The demands of the peasant insurgents did not differ fundamentally from those of the striking workers or the rebellious sailors of Kronstadt: equality, a just distribution (as opposed to the privileges of the party bosses that could be observed), acceptance of nationalized state industry, socialism in its broad sense - and soviet democracy in the spirit of 1917 - emerged as the basic principles popular in the countryside and the urban centers. The peasant uprisings and a number of strikes against the forced economy of the Bolsheviks should thus also be seen as a mode of “collective bargaining by riot” [3] with a foe with whom one shared certain fundamental values.

The Bolsheviks also gradually realized that they could not achieve their political goals solely by means of compulsion and violence. In view of the general hardship and destruction, in many questions they were compelled to yield to popular pressure. This related to the need to restore commerce. The requisitions were replaced by a tax on natural produce. The often terrible anti-kulak campaigns were halted. The widespread program of forced labor and work armies was abandoned. It was important for political legitimacy to grant the soviets greater latitude again. In the meantime, all the competing socialist parties had been ousted from the soviets. Many of their members were behind bars or had emigrated.

Given the array of different currents in the party in 1921/22, it cannot be unambiguously determined whether the concessions were only tactical in nature or derived from basic realizations. Yet the ban on factions and adherence to a political monopoly of the Bolsheviks, proclaimed at the 10th party congress in 1921 - “dictatorship of the proletariat and the poor peasantry” in Bolshevik parlance - made it clear to the population who was in charge.

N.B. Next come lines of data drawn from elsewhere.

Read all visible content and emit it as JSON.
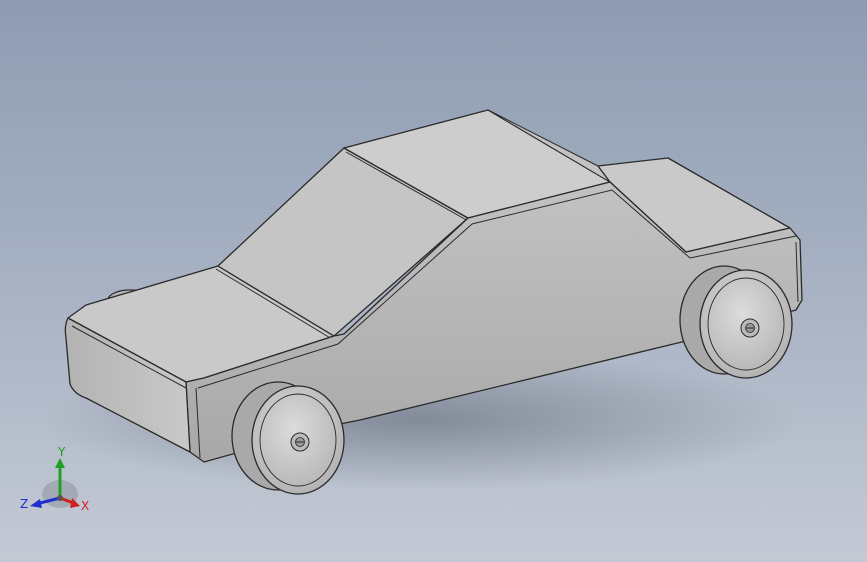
{
  "viewport": {
    "background_top": "#8e9cb2",
    "background_bottom": "#c4cad5"
  },
  "model": {
    "part_color": "#c8c8c8",
    "edge_color": "#2a2a2a",
    "wheel_count": 4,
    "visible_wheels": 2
  },
  "triad": {
    "x_label": "X",
    "y_label": "Y",
    "z_label": "Z",
    "x_color": "#d02020",
    "y_color": "#20a020",
    "z_color": "#2030d0"
  }
}
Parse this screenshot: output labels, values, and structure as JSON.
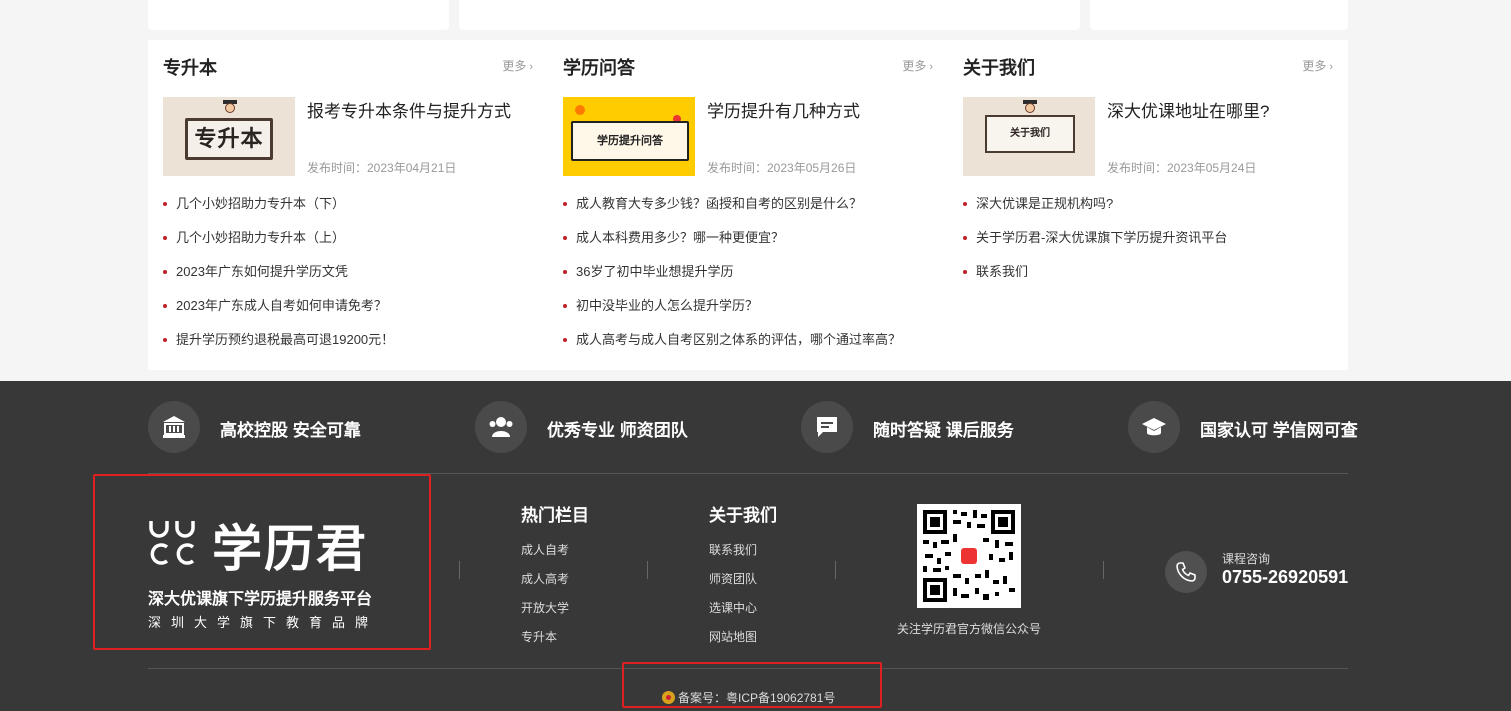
{
  "columns": [
    {
      "title": "专升本",
      "more": "更多",
      "featured": {
        "title": "报考专升本条件与提升方式",
        "date": "发布时间：2023年04月21日",
        "thumb_text": "专升本"
      },
      "items": [
        "几个小妙招助力专升本（下）",
        "几个小妙招助力专升本（上）",
        "2023年广东如何提升学历文凭",
        "2023年广东成人自考如何申请免考？",
        "提升学历预约退税最高可退19200元！"
      ]
    },
    {
      "title": "学历问答",
      "more": "更多",
      "featured": {
        "title": "学历提升有几种方式",
        "date": "发布时间：2023年05月26日",
        "thumb_text": "学历提升问答"
      },
      "items": [
        "成人教育大专多少钱？函授和自考的区别是什么？",
        "成人本科费用多少？哪一种更便宜？",
        "36岁了初中毕业想提升学历",
        "初中没毕业的人怎么提升学历？",
        "成人高考与成人自考区别之体系的评估，哪个通过率高？"
      ]
    },
    {
      "title": "关于我们",
      "more": "更多",
      "featured": {
        "title": "深大优课地址在哪里?",
        "date": "发布时间：2023年05月24日",
        "thumb_text": "关于我们"
      },
      "items": [
        "深大优课是正规机构吗?",
        "关于学历君-深大优课旗下学历提升资讯平台",
        "联系我们"
      ]
    }
  ],
  "footer": {
    "features": [
      "高校控股 安全可靠",
      "优秀专业 师资团队",
      "随时答疑 课后服务",
      "国家认可 学信网可查"
    ],
    "brand": {
      "name": "学历君",
      "sub1": "深大优课旗下学历提升服务平台",
      "sub2": "深圳大学旗下教育品牌"
    },
    "hot": {
      "title": "热门栏目",
      "links": [
        "成人自考",
        "成人高考",
        "开放大学",
        "专升本"
      ]
    },
    "about": {
      "title": "关于我们",
      "links": [
        "联系我们",
        "师资团队",
        "选课中心",
        "网站地图"
      ]
    },
    "qr_caption": "关注学历君官方微信公众号",
    "phone_label": "课程咨询",
    "phone": "0755-26920591",
    "icp": "备案号：粤ICP备19062781号"
  },
  "colors": {
    "accent": "#c0202a",
    "footer_bg": "#383838",
    "highlight": "#e02020"
  }
}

In Western Europe, the end of World War One did not lead to a fundamental destabilization of the state. However, in Eastern Europe the Paris Agreements did not bring about a satisfactory solution. The struggle for national statehood determined the armed conflicts from Finland to Turkey (and the Near East). A very specific combination of class struggle, namely proletarian internationalism as a new variant of imperialist thinking, and national state-building was implemented in Russia. The most important actors on this stage, the Bolsheviks, did not have the primary goal of building a new state or empire. Yet in the process they became the blood-soaked architects of a new species of statehood.

The institutional arrangements that crystallized during the Civil War were quite original. There was a new type of party: as a supranational, non-propertied yet nonetheless ruling political class. It governed the new empire dictatorially, holding it together. This permitted organizing the state as a union of republics, that is, prospective nation-states. By contrast, the party had to remain “international.” It proved itself as an alterable multifunctional organization. The party governed the country after a fashion. Despite changes in the profile of its personnel, politics and mentality, and the ever shifting tasks it was confronted with, it remained the backbone of the empire. It is difficult to determine the degree to which it was bolstered in this venture by its ideal convictions and ultimate goals, and to what extent with the outbreak of the Civil War it was driven solely by an insatiable hunger for power. That is particularly evident in the discussions about the significance of violence. There is no doubt that it remained constitutive for Bolshevik rule. The party had learned that political aims could be achieved by violence against a “backward,” recalcitrant population; it had determined that progress could only be realized by exercising brute force. Here, in a highly specific manner, the exercise of violence and a fundamentalist-radical variant of enlightenment joined hands.

Dietrich Beyrau, University of Tübingen

Section Editors: Boris Kolonit͡skiĭ; Nikolaus Katzer